The one thing that I think really helped was all the philosophy, history and psychology classes I took in college. More than any English/Lit class, they helped my writing by enabling me to understand humanity. Why we do what we do, and how we form our personalities out of our experiences. In particular, Pavlov, Jung, Camus, Kierkegaard, Hobbes, Maslow, Plato and Rand really honed my skills of delving deep into the psyche. While I don’t always agree with their opinions, that, too, helped as it forced me to analyze why I differed with their conclusions. What it was in my background that made me feel differently.

And that at the core, is what I use when writing. That and my personal belief that while we all follow a set pattern of behavior hardwired by both nature and nurture, there is always an anomaly or quirk that makes no sense given our pasts. Or the hypothesis I used for a paper in a college psych class: Our individual personalities are defined not by our consistencies, but rather by our inconsistencies.

Case in point, I was raised around nothing but Y chromosomes. I played quarterback and running back (though I did get to be a cheerleader for one year- only because my sister feared my male sports tendencies). I can flush a radiator, rebuild a carb, change my own oil and run with the best gearheads out there. I love heavy metal, thrash metal and brain melting punk (among other music genres). I have knocked a Golden Glove champion unconscious (not TKO) in the ring. I worked IT as a programmer and trainer for years. I throw a baseball so hard and accurately that my bud who is a coach for a major SEC university will not toss a ball in the backyard with me. Can out shoot my military trained ex. As a rule, I can’t stand girl movies- give me horror or a shoot-em-up any day. Collect comics and manga, and do a whole slew of what most people think of as “male” things.
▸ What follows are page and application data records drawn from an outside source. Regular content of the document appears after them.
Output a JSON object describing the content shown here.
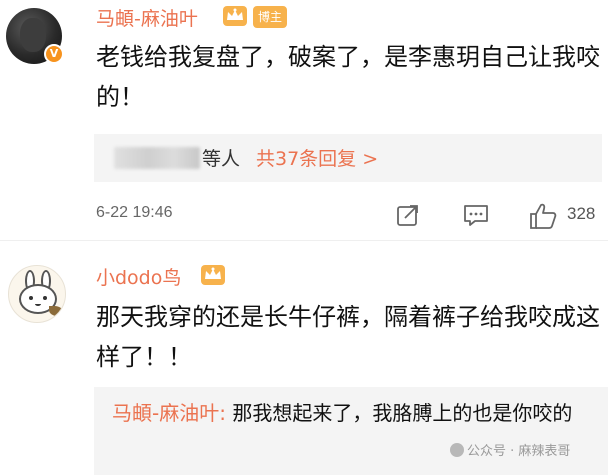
{
  "comments": [
    {
      "username": "马頔-麻油叶",
      "badge": "博主",
      "text": "老钱给我复盘了，破案了，是李惠玥自己让我咬的！",
      "reply_summary": {
        "suffix": "等人",
        "count_text": "共37条回复 >"
      },
      "timestamp": "6-22 19:46",
      "like_count": "328",
      "verified_mark": "V"
    },
    {
      "username": "小dodo鸟",
      "text": "那天我穿的还是长牛仔裤，隔着裤子给我咬成这样了！！",
      "nested_reply": {
        "author": "马頔-麻油叶:",
        "text": " 那我想起来了，我胳膊上的也是你咬的"
      }
    }
  ],
  "watermark": "公众号 · 麻辣表哥",
  "colors": {
    "username": "#eb7350",
    "badge_bg": "#f7b24c",
    "reply_bg": "#f4f4f4"
  },
  "icons": [
    "crown-icon",
    "share-icon",
    "comment-icon",
    "like-icon"
  ]
}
Yet, I, who wore boy hand-me-downs and cleats or combat boots all my young life and who once sported a mohawk, am very girly. VERY girly. I love makeup, high heels (the higher the better) and skirts. The only thing that makes my heart race faster than hearing a V-10, V-12 or Hemi V8, is a designer handbag or shoe sale. Seriously. I can’t stand squealing of any sort, but I love a good purse to carry. And I’m obsessive about my fingernails and toenails. You will never see me without them polished to perfection or with either chipping, unless I’ve been very, very ill. I won’t leave the house without makeup. I live to crochet, cross stitch, quilt, sew, and while I can hammer on the drums, I love to play the flute and violin. Likewise, my Bauhaus or Godsmack is known to be followed by Opera or Grieg or even on occasion Dolly Parton, or Japanese Pop. I love drinking tea out of both skull and crossbone mugs and the cutest little dainty tea cups you’ve ever seen.

And there is a reason for every one of those.

It was by analyzing my own idiosyncracies that I was able to turn that outward and understand what motivated and drove my characters. Those weird quirks that make them real, breathing people. Why Acheron hates to have his neck breathed on and won’t let anyone stand behind him. Why Nykyrian won’t remove his sunglasses and lives to cook. Why Syn loves art and knows so much about medicine even though he’s an assassin. Why Nick still has a part of his soul even though he was born to be absolute evil. Why Seth and Zarek can’t stand to be touched (for different reasons) and why Seth wears war paint… why Seth hates the swallow tattoo on his body- things that make them vulnerable and that contradict what you expect.

Those are the very things that breathe life into the characters. It’s what breathes life into us. It’s why the same tragedy that turns one person into a serial killer, can make their sibling a war hero. Why one person becomes a driven entrepreneur while another, with an identical background, becomes a drug dealer.

The thing I love most about writing is the ability to explore what makes a person choose one life over another. What tiny or major event shaped them into who and what they are, and how events, big and small, can forever change them or make them willing to change and grow as people.